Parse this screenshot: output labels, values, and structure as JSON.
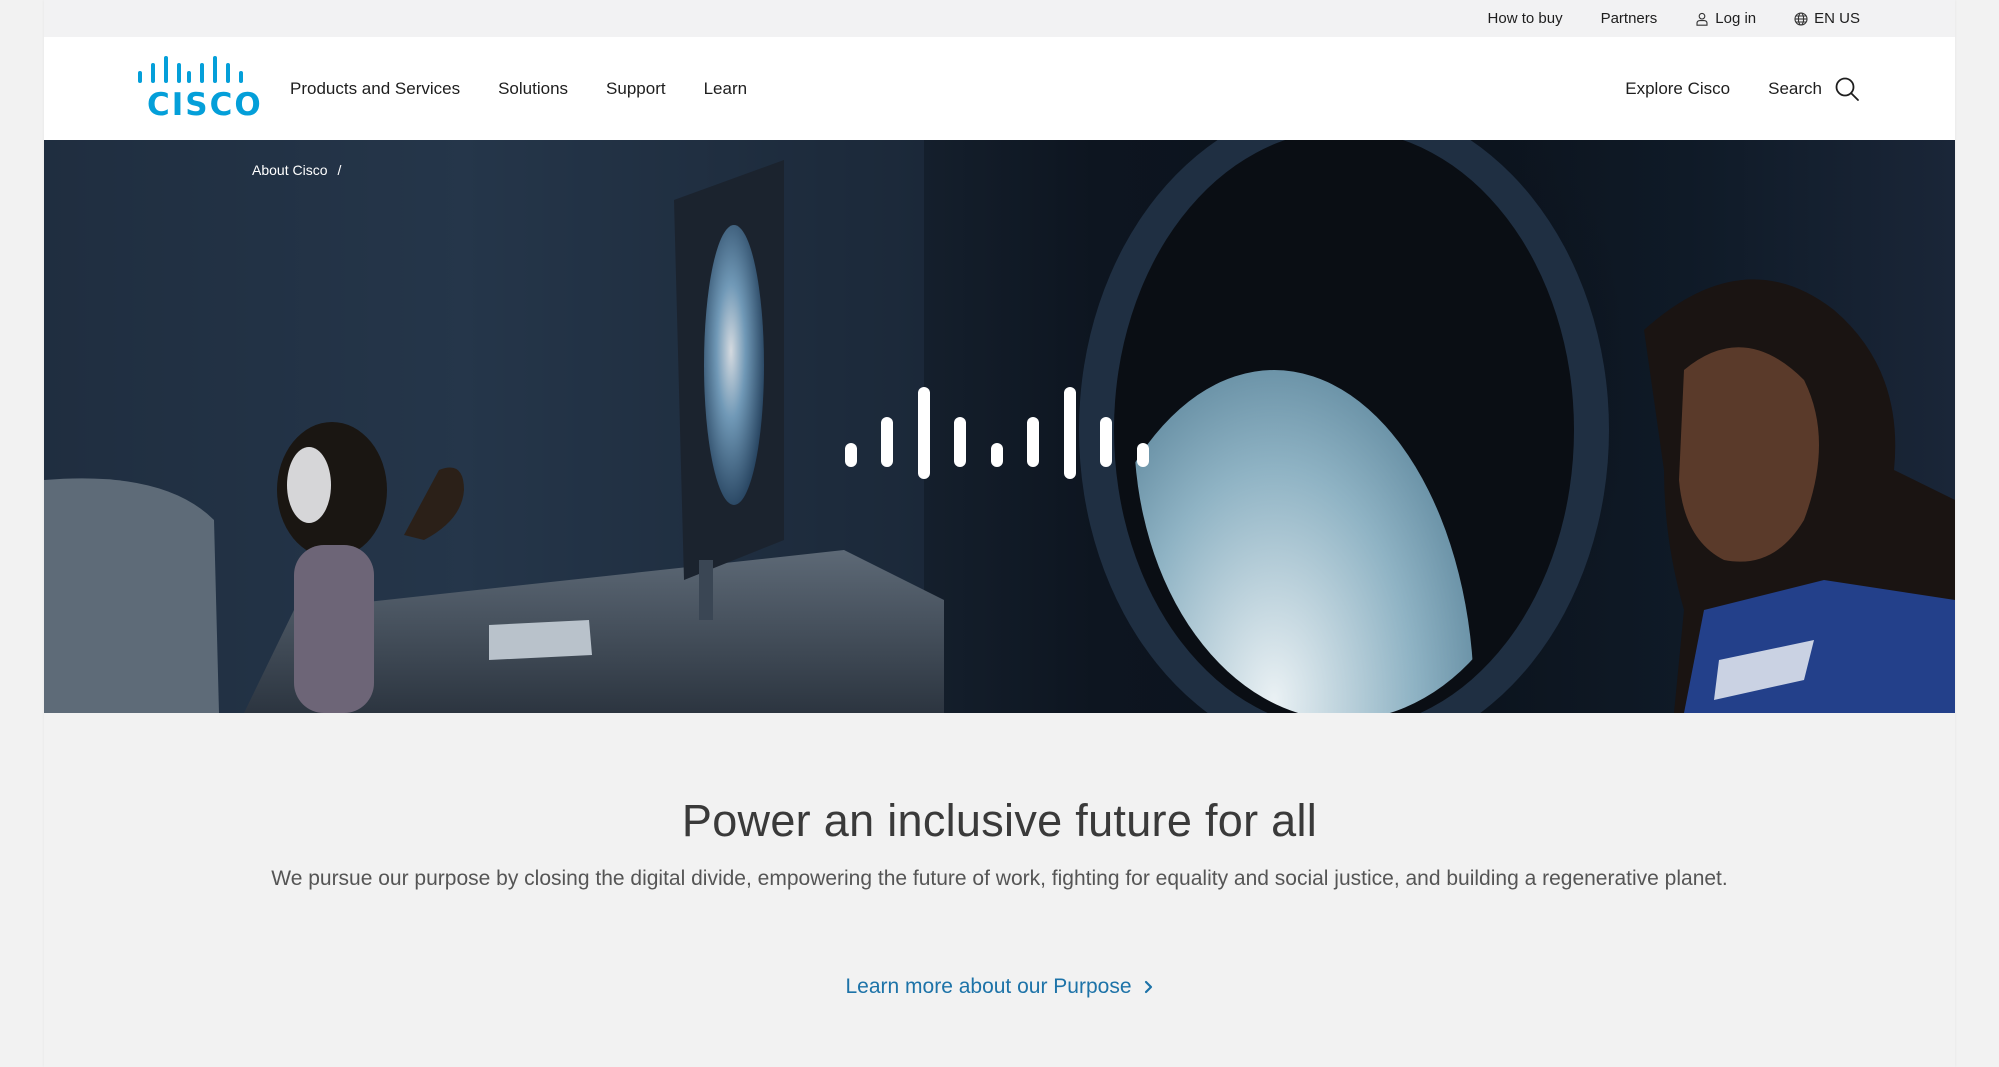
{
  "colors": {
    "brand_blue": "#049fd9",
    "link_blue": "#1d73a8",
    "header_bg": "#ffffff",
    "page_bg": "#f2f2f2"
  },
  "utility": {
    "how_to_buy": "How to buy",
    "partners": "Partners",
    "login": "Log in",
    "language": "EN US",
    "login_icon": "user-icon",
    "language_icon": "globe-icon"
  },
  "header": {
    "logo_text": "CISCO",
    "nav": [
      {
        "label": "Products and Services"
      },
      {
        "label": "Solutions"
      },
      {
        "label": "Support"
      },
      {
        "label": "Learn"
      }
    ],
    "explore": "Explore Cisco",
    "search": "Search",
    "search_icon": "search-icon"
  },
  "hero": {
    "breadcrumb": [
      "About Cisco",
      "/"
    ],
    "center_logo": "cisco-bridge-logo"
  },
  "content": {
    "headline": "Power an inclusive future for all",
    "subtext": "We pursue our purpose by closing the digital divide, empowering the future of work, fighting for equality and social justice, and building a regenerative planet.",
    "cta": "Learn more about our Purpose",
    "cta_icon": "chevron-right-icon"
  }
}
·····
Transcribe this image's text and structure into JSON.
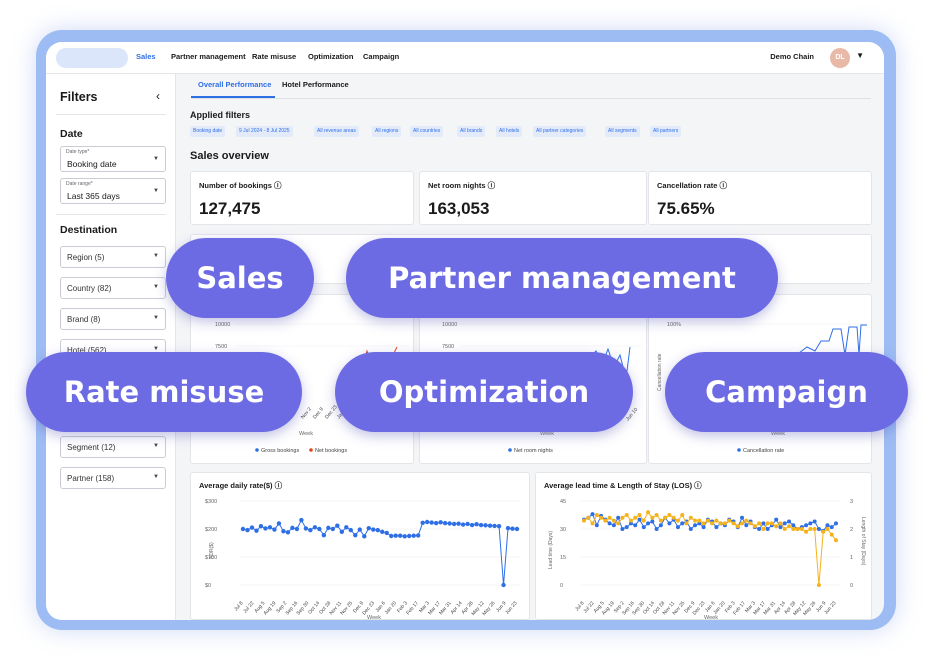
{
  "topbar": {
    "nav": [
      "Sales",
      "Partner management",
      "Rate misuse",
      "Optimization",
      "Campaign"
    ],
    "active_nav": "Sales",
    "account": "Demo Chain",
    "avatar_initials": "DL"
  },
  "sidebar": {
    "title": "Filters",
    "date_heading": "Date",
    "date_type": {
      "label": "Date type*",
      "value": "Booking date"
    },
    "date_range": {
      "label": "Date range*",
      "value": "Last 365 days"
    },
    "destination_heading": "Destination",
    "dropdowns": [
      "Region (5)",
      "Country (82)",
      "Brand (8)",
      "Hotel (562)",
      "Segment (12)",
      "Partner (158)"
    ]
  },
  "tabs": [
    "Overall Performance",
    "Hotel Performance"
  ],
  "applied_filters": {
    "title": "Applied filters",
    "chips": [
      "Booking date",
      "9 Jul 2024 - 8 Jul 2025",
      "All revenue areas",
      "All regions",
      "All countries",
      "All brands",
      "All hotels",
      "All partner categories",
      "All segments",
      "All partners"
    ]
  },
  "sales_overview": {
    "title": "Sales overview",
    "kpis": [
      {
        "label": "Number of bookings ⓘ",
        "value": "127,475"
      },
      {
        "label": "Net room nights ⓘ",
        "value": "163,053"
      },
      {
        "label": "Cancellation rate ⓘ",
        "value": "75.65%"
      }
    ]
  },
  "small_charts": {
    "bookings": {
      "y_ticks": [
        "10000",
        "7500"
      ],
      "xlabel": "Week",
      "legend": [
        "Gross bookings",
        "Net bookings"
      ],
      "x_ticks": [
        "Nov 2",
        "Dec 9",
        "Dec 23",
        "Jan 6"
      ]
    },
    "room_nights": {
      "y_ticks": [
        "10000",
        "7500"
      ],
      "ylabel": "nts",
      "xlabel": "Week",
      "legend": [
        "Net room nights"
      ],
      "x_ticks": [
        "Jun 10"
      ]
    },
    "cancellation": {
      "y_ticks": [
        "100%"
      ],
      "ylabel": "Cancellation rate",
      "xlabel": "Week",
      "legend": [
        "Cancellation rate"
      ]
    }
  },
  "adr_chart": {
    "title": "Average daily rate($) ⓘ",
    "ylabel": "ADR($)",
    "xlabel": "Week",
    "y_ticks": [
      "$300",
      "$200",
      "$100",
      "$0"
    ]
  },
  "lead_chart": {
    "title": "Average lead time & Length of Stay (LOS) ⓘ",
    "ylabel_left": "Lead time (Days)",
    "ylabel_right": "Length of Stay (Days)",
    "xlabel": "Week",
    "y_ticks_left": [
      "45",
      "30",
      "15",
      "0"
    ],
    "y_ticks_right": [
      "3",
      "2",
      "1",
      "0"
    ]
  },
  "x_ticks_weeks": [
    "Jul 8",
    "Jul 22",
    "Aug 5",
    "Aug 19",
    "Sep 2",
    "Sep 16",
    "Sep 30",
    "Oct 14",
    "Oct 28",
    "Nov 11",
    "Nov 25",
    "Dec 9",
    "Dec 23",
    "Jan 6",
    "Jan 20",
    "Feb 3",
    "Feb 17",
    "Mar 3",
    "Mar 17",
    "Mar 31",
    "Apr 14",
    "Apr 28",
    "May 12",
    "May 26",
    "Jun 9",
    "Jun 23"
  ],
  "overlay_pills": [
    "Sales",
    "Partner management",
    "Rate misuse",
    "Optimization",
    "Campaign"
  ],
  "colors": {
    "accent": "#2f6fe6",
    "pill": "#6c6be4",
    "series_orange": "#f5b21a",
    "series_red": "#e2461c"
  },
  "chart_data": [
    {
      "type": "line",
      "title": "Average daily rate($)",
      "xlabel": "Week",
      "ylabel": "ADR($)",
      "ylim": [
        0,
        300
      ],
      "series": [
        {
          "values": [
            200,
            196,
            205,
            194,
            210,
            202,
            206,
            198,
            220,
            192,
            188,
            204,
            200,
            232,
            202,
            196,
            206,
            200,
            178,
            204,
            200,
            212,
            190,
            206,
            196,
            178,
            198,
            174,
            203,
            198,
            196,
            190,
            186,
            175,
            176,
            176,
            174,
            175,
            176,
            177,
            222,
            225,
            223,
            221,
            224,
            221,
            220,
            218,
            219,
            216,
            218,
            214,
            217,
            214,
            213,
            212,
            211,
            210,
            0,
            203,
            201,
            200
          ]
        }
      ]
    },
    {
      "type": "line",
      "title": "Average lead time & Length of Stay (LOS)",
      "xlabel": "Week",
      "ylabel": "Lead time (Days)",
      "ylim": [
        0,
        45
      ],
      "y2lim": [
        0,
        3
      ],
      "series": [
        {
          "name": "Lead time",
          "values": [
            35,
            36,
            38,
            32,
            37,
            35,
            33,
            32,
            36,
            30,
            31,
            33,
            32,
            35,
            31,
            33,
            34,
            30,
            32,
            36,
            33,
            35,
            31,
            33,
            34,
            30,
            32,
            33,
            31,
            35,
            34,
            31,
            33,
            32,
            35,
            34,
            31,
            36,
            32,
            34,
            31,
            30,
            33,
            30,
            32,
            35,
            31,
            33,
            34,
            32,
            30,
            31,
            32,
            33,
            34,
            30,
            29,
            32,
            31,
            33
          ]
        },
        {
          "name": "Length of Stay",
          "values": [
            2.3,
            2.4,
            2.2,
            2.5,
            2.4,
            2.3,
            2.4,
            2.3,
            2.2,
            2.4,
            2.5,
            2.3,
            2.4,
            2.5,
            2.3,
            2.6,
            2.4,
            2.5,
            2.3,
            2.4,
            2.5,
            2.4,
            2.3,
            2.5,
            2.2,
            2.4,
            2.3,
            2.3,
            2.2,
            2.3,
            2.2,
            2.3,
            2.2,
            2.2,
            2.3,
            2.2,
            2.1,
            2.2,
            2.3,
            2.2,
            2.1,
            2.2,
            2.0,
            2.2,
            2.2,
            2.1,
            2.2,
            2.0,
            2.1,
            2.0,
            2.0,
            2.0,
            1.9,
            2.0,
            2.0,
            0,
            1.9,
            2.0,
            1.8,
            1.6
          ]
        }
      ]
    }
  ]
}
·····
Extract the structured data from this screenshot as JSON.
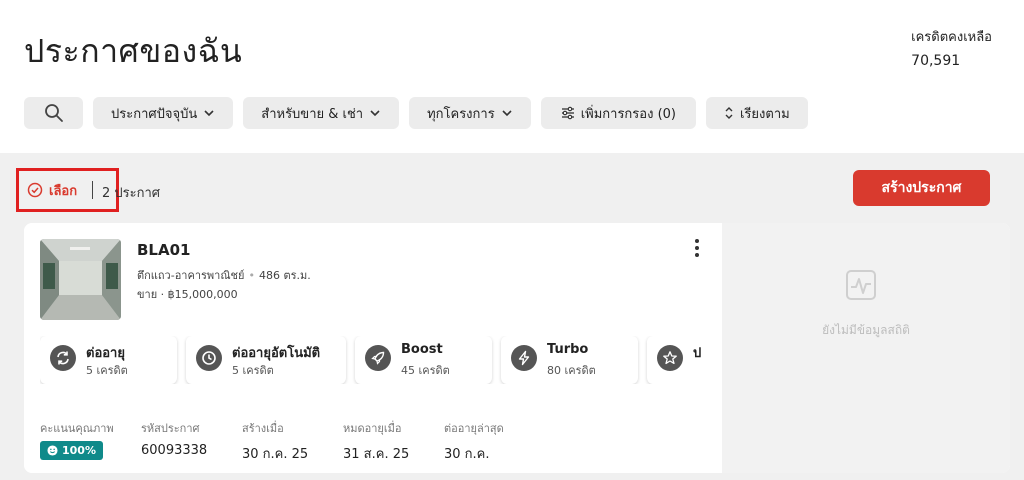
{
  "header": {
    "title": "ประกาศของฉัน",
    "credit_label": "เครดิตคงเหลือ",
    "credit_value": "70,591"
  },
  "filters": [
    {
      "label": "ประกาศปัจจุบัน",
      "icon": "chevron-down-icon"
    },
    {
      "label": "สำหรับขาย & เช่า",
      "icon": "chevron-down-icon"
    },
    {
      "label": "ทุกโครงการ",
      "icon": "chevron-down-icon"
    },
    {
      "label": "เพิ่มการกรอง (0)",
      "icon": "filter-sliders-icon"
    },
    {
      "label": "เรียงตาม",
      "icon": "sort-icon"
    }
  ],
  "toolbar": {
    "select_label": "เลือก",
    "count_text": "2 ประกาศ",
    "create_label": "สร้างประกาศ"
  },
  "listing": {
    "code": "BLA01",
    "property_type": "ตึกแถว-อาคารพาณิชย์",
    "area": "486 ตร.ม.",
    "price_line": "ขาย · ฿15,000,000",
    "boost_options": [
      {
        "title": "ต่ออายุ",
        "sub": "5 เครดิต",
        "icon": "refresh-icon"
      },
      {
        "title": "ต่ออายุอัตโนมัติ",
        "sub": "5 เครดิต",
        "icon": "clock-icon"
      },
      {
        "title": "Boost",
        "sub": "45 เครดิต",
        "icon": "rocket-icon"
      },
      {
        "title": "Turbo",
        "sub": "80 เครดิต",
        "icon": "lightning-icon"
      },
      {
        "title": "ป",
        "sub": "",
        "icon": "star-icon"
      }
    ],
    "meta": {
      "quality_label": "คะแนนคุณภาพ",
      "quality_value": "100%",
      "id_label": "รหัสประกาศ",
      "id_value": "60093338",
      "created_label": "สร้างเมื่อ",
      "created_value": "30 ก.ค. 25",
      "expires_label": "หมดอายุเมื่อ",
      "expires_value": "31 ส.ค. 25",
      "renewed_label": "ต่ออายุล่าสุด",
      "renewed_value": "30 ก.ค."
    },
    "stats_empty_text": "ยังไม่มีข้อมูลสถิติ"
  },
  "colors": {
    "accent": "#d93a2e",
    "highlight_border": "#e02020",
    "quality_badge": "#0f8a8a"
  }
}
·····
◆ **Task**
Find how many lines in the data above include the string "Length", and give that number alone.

◆ **Exercise result**
4